You might assume that being in the creative business means we are focused on our craft and our business is an afterthought. This perception looks even more convincing knowing that we don’t have employees and work from home. To a business-minded person, we probably don’t appear serious about our business because we haven’t grown. I get it. That’s how success is supposed to be measured in the business world. 

The reality, our reality, is that we are entrepreneurial, but playing a new and different game with different goals. Over the last decade, we’ve experimented with a number of business models, including creative services, licensing, a marketplace, distribution partnerships, online courses, and a subscription service. That’s the game. We are small, agile, and entrepreneurial enough to test what’s possible and discover ways to do business that reflect who we are. We serve a relatively small audience that supports us.

The question becomes: Who are we?

Sachi and I are very different people who share a similar view of the world and our place in it. That view is based, in part, on the idea that we can decide who we are and want to become. We can choose to live unconventionally and run our business in whatever form we want, as long as we can support ourselves and keep our customers smiling. We have choices and that’s the revelation. We all have more choices than we realize. 

At the heart of this perspective is a belief that too many people live their lives according to the expectations of others, whether it’s family, peers, or society at large. These expectations, which can be helpful and productive, also serve as blinders that prevent new ideas from seeming reasonable and possible. They keep us focused on what’s normal and proven. 

Early on, we decided to ditch the blinders and devote ourselves to living the lives and running the business that reflected our values and what we alone thought was possible.

That’s why we’ve remained small. We wanted a business that could be a laboratory. We believed, because of the internet, that two people could design a business that solves a problem for a global audience without sacrificing our happiness, health, and autonomy. That has been our goal for a decade and we’re closer than ever to reaching it.

Today, Common Craft operates according to our own design. The company is a membership service for educators who teach technology and digital responsibility. Educators and organizations become members of Common Craft to use our library of videos and downloadable visuals, which are digital products that scale easily. This model means that we own and manage every part of the business; our website, our videos, our members, our income, our time, from our home. I personally feel this is the future of business. Small, agile, and scalable. 

I hope that our story can serve as inspiration. We don’t have to do what business culture says we’re supposed to do. All the expectations and obligations you feel may be blinding you and putting you in the same box with everyone else. If that’s where you’re comfortable, that’s great. But if you’re ready to take off the blinders and test what’s possible, then we’re here to be a model.
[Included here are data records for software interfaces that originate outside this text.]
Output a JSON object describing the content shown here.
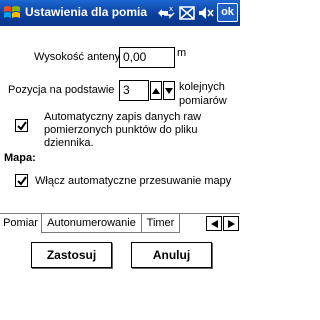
{
  "titlebar": {
    "title": "Ustawienia dla pomia",
    "ok_label": "ok"
  },
  "form": {
    "antenna_label": "Wysokość anteny:",
    "antenna_value": "0,00",
    "antenna_unit": "m",
    "position_label": "Pozycja na podstawie",
    "position_value": "3",
    "position_suffix_line1": "kolejnych",
    "position_suffix_line2": "pomiarów",
    "auto_save_line1": "Automatyczny zapis danych raw",
    "auto_save_line2": "pomierzonych punktów do pliku",
    "auto_save_line3": "dziennika.",
    "auto_save_checked": true,
    "map_section": "Mapa:",
    "auto_pan_label": "Włącz automatyczne przesuwanie mapy",
    "auto_pan_checked": true
  },
  "tabs": [
    {
      "label": "Pomiar",
      "active": true
    },
    {
      "label": "Autonumerowanie",
      "active": false
    },
    {
      "label": "Timer",
      "active": false
    }
  ],
  "buttons": {
    "apply": "Zastosuj",
    "cancel": "Anuluj"
  },
  "colors": {
    "titlebar": "#0b3f9e",
    "background": "#ffffff"
  }
}
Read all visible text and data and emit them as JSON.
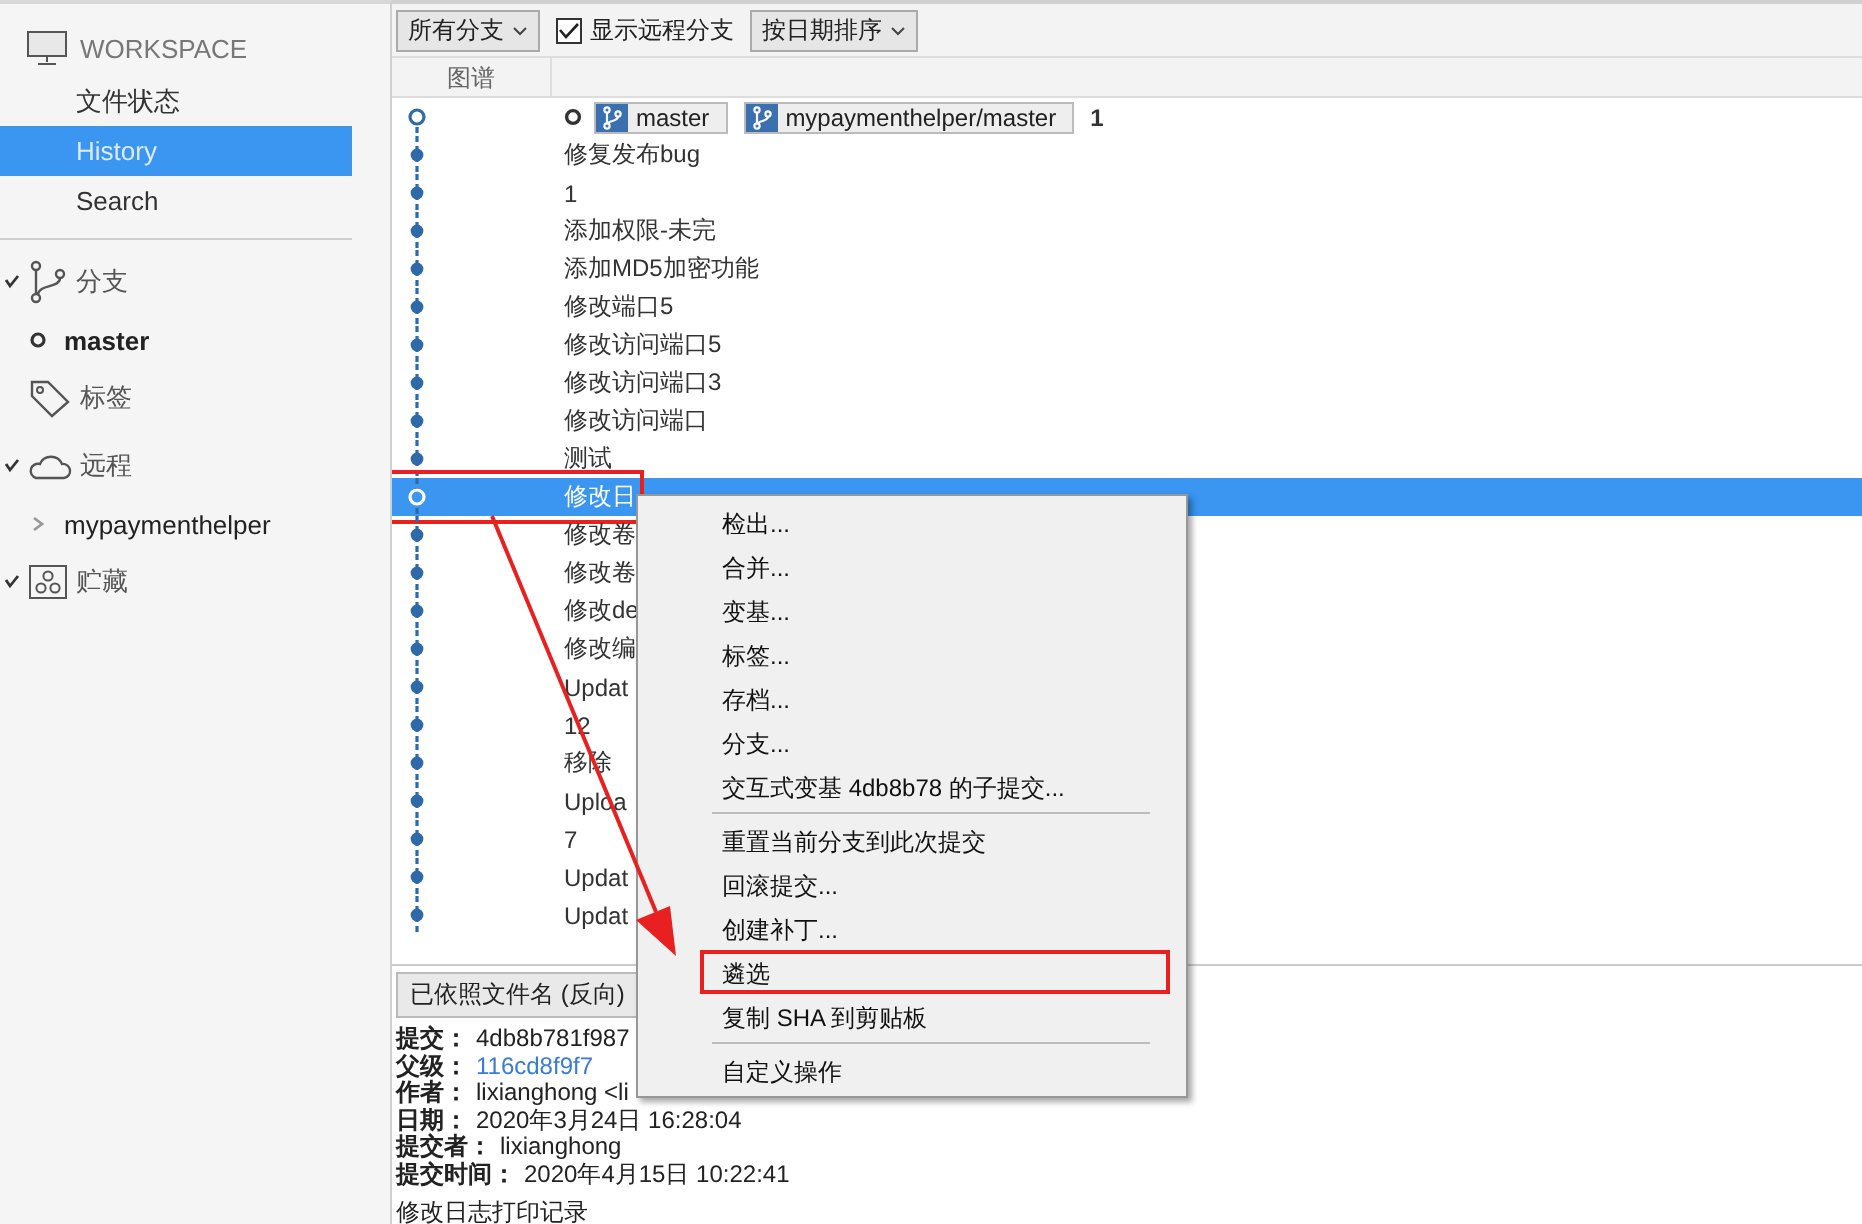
{
  "sidebar": {
    "workspace": {
      "title": "WORKSPACE",
      "items": [
        {
          "label": "文件状态",
          "selected": false
        },
        {
          "label": "History",
          "selected": true
        },
        {
          "label": "Search",
          "selected": false
        }
      ]
    },
    "sections": [
      {
        "kind": "branches",
        "label": "分支",
        "expanded": true,
        "children": [
          {
            "kind": "current",
            "label": "master"
          }
        ]
      },
      {
        "kind": "tags",
        "label": "标签",
        "expanded": false
      },
      {
        "kind": "remotes",
        "label": "远程",
        "expanded": true,
        "children": [
          {
            "kind": "remote",
            "label": "mypaymenthelper"
          }
        ]
      },
      {
        "kind": "stashes",
        "label": "贮藏",
        "expanded": true
      }
    ]
  },
  "toolbar": {
    "branch_filter": "所有分支",
    "show_remote": {
      "label": "显示远程分支",
      "checked": true
    },
    "sort": "按日期排序"
  },
  "columns": [
    "图谱"
  ],
  "commits": [
    {
      "message": "1",
      "head": true,
      "refs": [
        "master",
        "mypaymenthelper/master"
      ],
      "selected": false,
      "highlighted": false
    },
    {
      "message": "修复发布bug",
      "head": false,
      "selected": false,
      "highlighted": false
    },
    {
      "message": "1",
      "head": false,
      "selected": false,
      "highlighted": false
    },
    {
      "message": "添加权限-未完",
      "head": false,
      "selected": false,
      "highlighted": false
    },
    {
      "message": "添加MD5加密功能",
      "head": false,
      "selected": false,
      "highlighted": false
    },
    {
      "message": "修改端口5",
      "head": false,
      "selected": false,
      "highlighted": false
    },
    {
      "message": "修改访问端口5",
      "head": false,
      "selected": false,
      "highlighted": false
    },
    {
      "message": "修改访问端口3",
      "head": false,
      "selected": false,
      "highlighted": false
    },
    {
      "message": "修改访问端口",
      "head": false,
      "selected": false,
      "highlighted": false
    },
    {
      "message": "测试",
      "head": false,
      "selected": false,
      "highlighted": false
    },
    {
      "message": "修改日",
      "head": false,
      "selected": true,
      "highlighted": true
    },
    {
      "message": "修改卷",
      "head": false,
      "selected": false,
      "highlighted": false
    },
    {
      "message": "修改卷",
      "head": false,
      "selected": false,
      "highlighted": false
    },
    {
      "message": "修改de",
      "head": false,
      "selected": false,
      "highlighted": false
    },
    {
      "message": "修改编",
      "head": false,
      "selected": false,
      "highlighted": false
    },
    {
      "message": "Updat",
      "head": false,
      "selected": false,
      "highlighted": false
    },
    {
      "message": "12",
      "head": false,
      "selected": false,
      "highlighted": false
    },
    {
      "message": "移除",
      "head": false,
      "selected": false,
      "highlighted": false
    },
    {
      "message": "Uploa",
      "head": false,
      "selected": false,
      "highlighted": false
    },
    {
      "message": "7",
      "head": false,
      "selected": false,
      "highlighted": false
    },
    {
      "message": "Updat",
      "head": false,
      "selected": false,
      "highlighted": false
    },
    {
      "message": "Updat",
      "head": false,
      "selected": false,
      "highlighted": false
    }
  ],
  "details": {
    "sort_button": "已依照文件名 (反向)",
    "fields": [
      {
        "label": "提交：",
        "value": "4db8b781f987",
        "kind": "text"
      },
      {
        "label": "父级：",
        "value": "116cd8f9f7",
        "kind": "link"
      },
      {
        "label": "作者：",
        "value": "lixianghong <li",
        "kind": "text"
      },
      {
        "label": "日期：",
        "value": "2020年3月24日 16:28:04",
        "kind": "text"
      },
      {
        "label": "提交者：",
        "value": "lixianghong",
        "kind": "text"
      },
      {
        "label": "提交时间：",
        "value": "2020年4月15日 10:22:41",
        "kind": "text"
      }
    ],
    "message": "修改日志打印记录"
  },
  "context_menu": {
    "items": [
      {
        "kind": "item",
        "label": "检出...",
        "highlighted": false
      },
      {
        "kind": "item",
        "label": "合并...",
        "highlighted": false
      },
      {
        "kind": "item",
        "label": "变基...",
        "highlighted": false
      },
      {
        "kind": "item",
        "label": "标签...",
        "highlighted": false
      },
      {
        "kind": "item",
        "label": "存档...",
        "highlighted": false
      },
      {
        "kind": "item",
        "label": "分支...",
        "highlighted": false
      },
      {
        "kind": "item",
        "label": "交互式变基 4db8b78 的子提交...",
        "highlighted": false
      },
      {
        "kind": "separator"
      },
      {
        "kind": "item",
        "label": "重置当前分支到此次提交",
        "highlighted": false
      },
      {
        "kind": "item",
        "label": "回滚提交...",
        "highlighted": false
      },
      {
        "kind": "item",
        "label": "创建补丁...",
        "highlighted": false
      },
      {
        "kind": "item",
        "label": "遴选",
        "highlighted": true
      },
      {
        "kind": "item",
        "label": "复制 SHA 到剪贴板",
        "highlighted": false
      },
      {
        "kind": "separator"
      },
      {
        "kind": "item",
        "label": "自定义操作",
        "highlighted": false
      }
    ]
  },
  "annotation_arrow": true
}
In September, I’ll publish a book called Big Enough – Building a Business that Scales with Your Lifestyle. It’s a guide to building an unconventional business that values more than the bottom line. It tells the story of Common Craft over a decade and all the experiments we ran in search of the life and work we wanted. 

big enough cover

If you’d like to read a sample chapter and be notified when the book arrives, you can sign up here.